WHAT THE EXERCISE ASKS.
Repeat the data word for word. Do not include the pictures.

..............................

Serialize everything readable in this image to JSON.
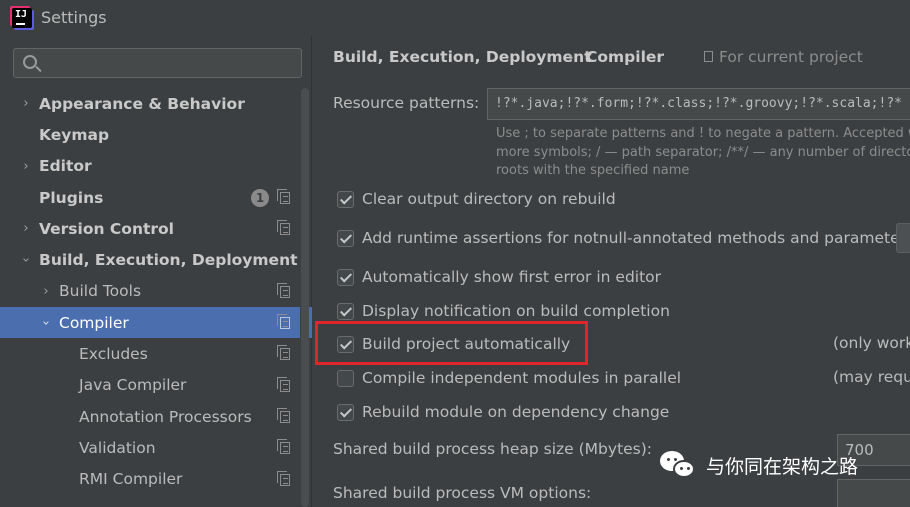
{
  "window": {
    "title": "Settings"
  },
  "search": {
    "placeholder": ""
  },
  "sidebar": {
    "items": [
      {
        "label": "Appearance & Behavior",
        "expanded": false,
        "level": 0
      },
      {
        "label": "Keymap",
        "level": 0
      },
      {
        "label": "Editor",
        "expanded": false,
        "level": 0
      },
      {
        "label": "Plugins",
        "level": 0,
        "badge": "1"
      },
      {
        "label": "Version Control",
        "expanded": false,
        "level": 0
      },
      {
        "label": "Build, Execution, Deployment",
        "expanded": true,
        "level": 0
      },
      {
        "label": "Build Tools",
        "expanded": false,
        "level": 1
      },
      {
        "label": "Compiler",
        "expanded": true,
        "level": 1,
        "selected": true
      },
      {
        "label": "Excludes",
        "level": 2
      },
      {
        "label": "Java Compiler",
        "level": 2
      },
      {
        "label": "Annotation Processors",
        "level": 2
      },
      {
        "label": "Validation",
        "level": 2
      },
      {
        "label": "RMI Compiler",
        "level": 2
      }
    ]
  },
  "main": {
    "breadcrumb": {
      "parent": "Build, Execution, Deployment",
      "separator": "›",
      "current": "Compiler"
    },
    "scope_label": "For current project",
    "resource_patterns": {
      "label": "Resource patterns:",
      "value": "!?*.java;!?*.form;!?*.class;!?*.groovy;!?*.scala;!?*",
      "hint_lines": [
        "Use ; to separate patterns and ! to negate a pattern. Accepted wilde",
        "more symbols; / — path separator; /**/ — any number of directorie",
        "roots with the specified name"
      ]
    },
    "options": [
      {
        "label": "Clear output directory on rebuild",
        "checked": true
      },
      {
        "label": "Add runtime assertions for notnull-annotated methods and parameters",
        "checked": true
      },
      {
        "label": "Automatically show first error in editor",
        "checked": true
      },
      {
        "label": "Display notification on build completion",
        "checked": true
      },
      {
        "label": "Build project automatically",
        "checked": true,
        "note": "(only work"
      },
      {
        "label": "Compile independent modules in parallel",
        "checked": false,
        "note": "(may requi"
      },
      {
        "label": "Rebuild module on dependency change",
        "checked": true
      }
    ],
    "heap_size": {
      "label": "Shared build process heap size (Mbytes):",
      "value": "700"
    },
    "vm_options": {
      "label": "Shared build process VM options:",
      "value": ""
    }
  },
  "watermark": {
    "text": "与你同在架构之路"
  },
  "colors": {
    "background": "#3c3f41",
    "selection": "#4b6eaf",
    "highlight_box": "#e0262b"
  }
}
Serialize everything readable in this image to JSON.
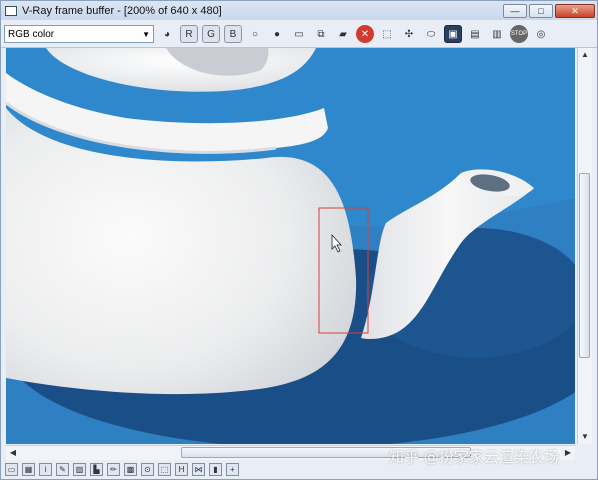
{
  "window": {
    "title": "V-Ray frame buffer - [200% of 640 x 480]",
    "minimize_label": "—",
    "maximize_label": "□",
    "close_label": "✕"
  },
  "toolbar": {
    "channel_value": "RGB color",
    "buttons": [
      {
        "icon": "color-wheel-icon",
        "glyph": "◕"
      },
      {
        "icon": "red-channel-icon",
        "glyph": "R"
      },
      {
        "icon": "green-channel-icon",
        "glyph": "G"
      },
      {
        "icon": "blue-channel-icon",
        "glyph": "B"
      },
      {
        "icon": "white-circle-icon",
        "glyph": "○"
      },
      {
        "icon": "gray-circle-icon",
        "glyph": "●"
      },
      {
        "icon": "save-icon",
        "glyph": "▭"
      },
      {
        "icon": "duplicate-icon",
        "glyph": "⧉"
      },
      {
        "icon": "open-folder-icon",
        "glyph": "▰"
      },
      {
        "icon": "clear-icon",
        "glyph": "✕"
      },
      {
        "icon": "region-render-icon",
        "glyph": "⬚"
      },
      {
        "icon": "track-mouse-icon",
        "glyph": "✣"
      },
      {
        "icon": "link-icon",
        "glyph": "⬭"
      },
      {
        "icon": "color-correction-icon",
        "glyph": "▣"
      },
      {
        "icon": "levels-icon",
        "glyph": "▤"
      },
      {
        "icon": "histogram-icon",
        "glyph": "▥"
      },
      {
        "icon": "stop-icon",
        "glyph": "STOP"
      },
      {
        "icon": "render-icon",
        "glyph": "◎"
      }
    ]
  },
  "status_buttons": [
    {
      "icon": "pixel-info-icon",
      "glyph": "▭"
    },
    {
      "icon": "table-icon",
      "glyph": "▦"
    },
    {
      "icon": "info-icon",
      "glyph": "i"
    },
    {
      "icon": "palette-icon",
      "glyph": "✎"
    },
    {
      "icon": "photo-icon",
      "glyph": "▨"
    },
    {
      "icon": "chart-icon",
      "glyph": "▙"
    },
    {
      "icon": "pencil-icon",
      "glyph": "✏"
    },
    {
      "icon": "grid-icon",
      "glyph": "▩"
    },
    {
      "icon": "lens-icon",
      "glyph": "⊙"
    },
    {
      "icon": "select-icon",
      "glyph": "⬚"
    },
    {
      "icon": "h-icon",
      "glyph": "H"
    },
    {
      "icon": "hv-icon",
      "glyph": "⋈"
    },
    {
      "icon": "bars-icon",
      "glyph": "▮"
    },
    {
      "icon": "plus-icon",
      "glyph": "+"
    }
  ],
  "watermark": "知乎 @扮家家云渲染农场",
  "colors": {
    "background_blue": "#2f7fc3",
    "shadow_blue": "#194f86",
    "teapot_white": "#f2f3f4",
    "region_red": "#d6403a"
  }
}
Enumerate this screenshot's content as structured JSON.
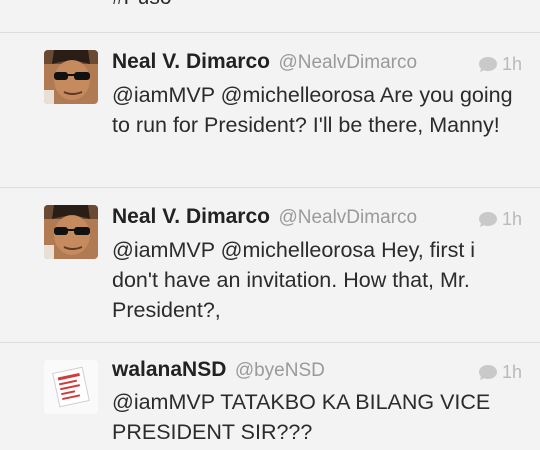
{
  "timeline": {
    "partial_tweet_text": "#Puso",
    "tweets": [
      {
        "name": "Neal V. Dimarco",
        "handle": "@NealvDimarco",
        "time": "1h",
        "text": "@iamMVP @michelleorosa Are you going to run for President? I'll be there, Manny!",
        "avatar_icon": "user-avatar-sunglasses"
      },
      {
        "name": "Neal V. Dimarco",
        "handle": "@NealvDimarco",
        "time": "1h",
        "text": "@iamMVP @michelleorosa Hey, first i don't have an invitation. How that, Mr. President?,",
        "avatar_icon": "user-avatar-sunglasses"
      },
      {
        "name": "walanaNSD",
        "handle": "@byeNSD",
        "time": "1h",
        "text": "@iamMVP TATAKBO KA BILANG VICE PRESIDENT SIR???",
        "avatar_icon": "user-avatar-card"
      }
    ]
  },
  "colors": {
    "background": "#f3f3f3",
    "name": "#222222",
    "handle": "#9a9a9a",
    "meta": "#b9b9b9",
    "divider": "#dedede"
  }
}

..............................

ANSWER TO THIS PROBLEM.
Serialize everything readable in this image to JSON.
{
  "window": {
    "title": "Settings"
  },
  "search": {
    "placeholder": ""
  },
  "sidebar": {
    "items": [
      {
        "label": "Appearance & Behavior",
        "expanded": false,
        "level": 0
      },
      {
        "label": "Keymap",
        "level": 0
      },
      {
        "label": "Editor",
        "expanded": false,
        "level": 0
      },
      {
        "label": "Plugins",
        "level": 0,
        "badge": "1"
      },
      {
        "label": "Version Control",
        "expanded": false,
        "level": 0
      },
      {
        "label": "Build, Execution, Deployment",
        "expanded": true,
        "level": 0
      },
      {
        "label": "Build Tools",
        "expanded": false,
        "level": 1
      },
      {
        "label": "Compiler",
        "expanded": true,
        "level": 1,
        "selected": true
      },
      {
        "label": "Excludes",
        "level": 2
      },
      {
        "label": "Java Compiler",
        "level": 2
      },
      {
        "label": "Annotation Processors",
        "level": 2
      },
      {
        "label": "Validation",
        "level": 2
      },
      {
        "label": "RMI Compiler",
        "level": 2
      }
    ]
  },
  "main": {
    "breadcrumb": {
      "parent": "Build, Execution, Deployment",
      "separator": "›",
      "current": "Compiler"
    },
    "scope_label": "For current project",
    "resource_patterns": {
      "label": "Resource patterns:",
      "value": "!?*.java;!?*.form;!?*.class;!?*.groovy;!?*.scala;!?*",
      "hint_lines": [
        "Use ; to separate patterns and ! to negate a pattern. Accepted wilde",
        "more symbols; / — path separator; /**/ — any number of directorie",
        "roots with the specified name"
      ]
    },
    "options": [
      {
        "label": "Clear output directory on rebuild",
        "checked": true
      },
      {
        "label": "Add runtime assertions for notnull-annotated methods and parameters",
        "checked": true
      },
      {
        "label": "Automatically show first error in editor",
        "checked": true
      },
      {
        "label": "Display notification on build completion",
        "checked": true
      },
      {
        "label": "Build project automatically",
        "checked": true,
        "note": "(only work"
      },
      {
        "label": "Compile independent modules in parallel",
        "checked": false,
        "note": "(may requi"
      },
      {
        "label": "Rebuild module on dependency change",
        "checked": true
      }
    ],
    "heap_size": {
      "label": "Shared build process heap size (Mbytes):",
      "value": "700"
    },
    "vm_options": {
      "label": "Shared build process VM options:",
      "value": ""
    }
  },
  "watermark": {
    "text": "与你同在架构之路"
  },
  "colors": {
    "background": "#3c3f41",
    "selection": "#4b6eaf",
    "highlight_box": "#e0262b"
  }
}
Serialize everything readable in this image to JSON.
{
  "window": {
    "title": "V-Ray frame buffer - [200% of 640 x 480]",
    "minimize_label": "—",
    "maximize_label": "□",
    "close_label": "✕"
  },
  "toolbar": {
    "channel_value": "RGB color",
    "buttons": [
      {
        "icon": "color-wheel-icon",
        "glyph": "◕"
      },
      {
        "icon": "red-channel-icon",
        "glyph": "R"
      },
      {
        "icon": "green-channel-icon",
        "glyph": "G"
      },
      {
        "icon": "blue-channel-icon",
        "glyph": "B"
      },
      {
        "icon": "white-circle-icon",
        "glyph": "○"
      },
      {
        "icon": "gray-circle-icon",
        "glyph": "●"
      },
      {
        "icon": "save-icon",
        "glyph": "▭"
      },
      {
        "icon": "duplicate-icon",
        "glyph": "⧉"
      },
      {
        "icon": "open-folder-icon",
        "glyph": "▰"
      },
      {
        "icon": "clear-icon",
        "glyph": "✕"
      },
      {
        "icon": "region-render-icon",
        "glyph": "⬚"
      },
      {
        "icon": "track-mouse-icon",
        "glyph": "✣"
      },
      {
        "icon": "link-icon",
        "glyph": "⬭"
      },
      {
        "icon": "color-correction-icon",
        "glyph": "▣"
      },
      {
        "icon": "levels-icon",
        "glyph": "▤"
      },
      {
        "icon": "histogram-icon",
        "glyph": "▥"
      },
      {
        "icon": "stop-icon",
        "glyph": "STOP"
      },
      {
        "icon": "render-icon",
        "glyph": "◎"
      }
    ]
  },
  "status_buttons": [
    {
      "icon": "pixel-info-icon",
      "glyph": "▭"
    },
    {
      "icon": "table-icon",
      "glyph": "▦"
    },
    {
      "icon": "info-icon",
      "glyph": "i"
    },
    {
      "icon": "palette-icon",
      "glyph": "✎"
    },
    {
      "icon": "photo-icon",
      "glyph": "▨"
    },
    {
      "icon": "chart-icon",
      "glyph": "▙"
    },
    {
      "icon": "pencil-icon",
      "glyph": "✏"
    },
    {
      "icon": "grid-icon",
      "glyph": "▩"
    },
    {
      "icon": "lens-icon",
      "glyph": "⊙"
    },
    {
      "icon": "select-icon",
      "glyph": "⬚"
    },
    {
      "icon": "h-icon",
      "glyph": "H"
    },
    {
      "icon": "hv-icon",
      "glyph": "⋈"
    },
    {
      "icon": "bars-icon",
      "glyph": "▮"
    },
    {
      "icon": "plus-icon",
      "glyph": "+"
    }
  ],
  "watermark": "知乎 @扮家家云渲染农场",
  "colors": {
    "background_blue": "#2f7fc3",
    "shadow_blue": "#194f86",
    "teapot_white": "#f2f3f4",
    "region_red": "#d6403a"
  }
}
Enumerate this screenshot's content as structured JSON.
{
  "timeline": {
    "partial_tweet_text": "#Puso",
    "tweets": [
      {
        "name": "Neal V. Dimarco",
        "handle": "@NealvDimarco",
        "time": "1h",
        "text": "@iamMVP @michelleorosa Are you going to run for President? I'll be there, Manny!",
        "avatar_icon": "user-avatar-sunglasses"
      },
      {
        "name": "Neal V. Dimarco",
        "handle": "@NealvDimarco",
        "time": "1h",
        "text": "@iamMVP @michelleorosa Hey, first i don't have an invitation. How that, Mr. President?,",
        "avatar_icon": "user-avatar-sunglasses"
      },
      {
        "name": "walanaNSD",
        "handle": "@byeNSD",
        "time": "1h",
        "text": "@iamMVP TATAKBO KA BILANG VICE PRESIDENT SIR???",
        "avatar_icon": "user-avatar-card"
      }
    ]
  },
  "colors": {
    "background": "#f3f3f3",
    "name": "#222222",
    "handle": "#9a9a9a",
    "meta": "#b9b9b9",
    "divider": "#dedede"
  }
}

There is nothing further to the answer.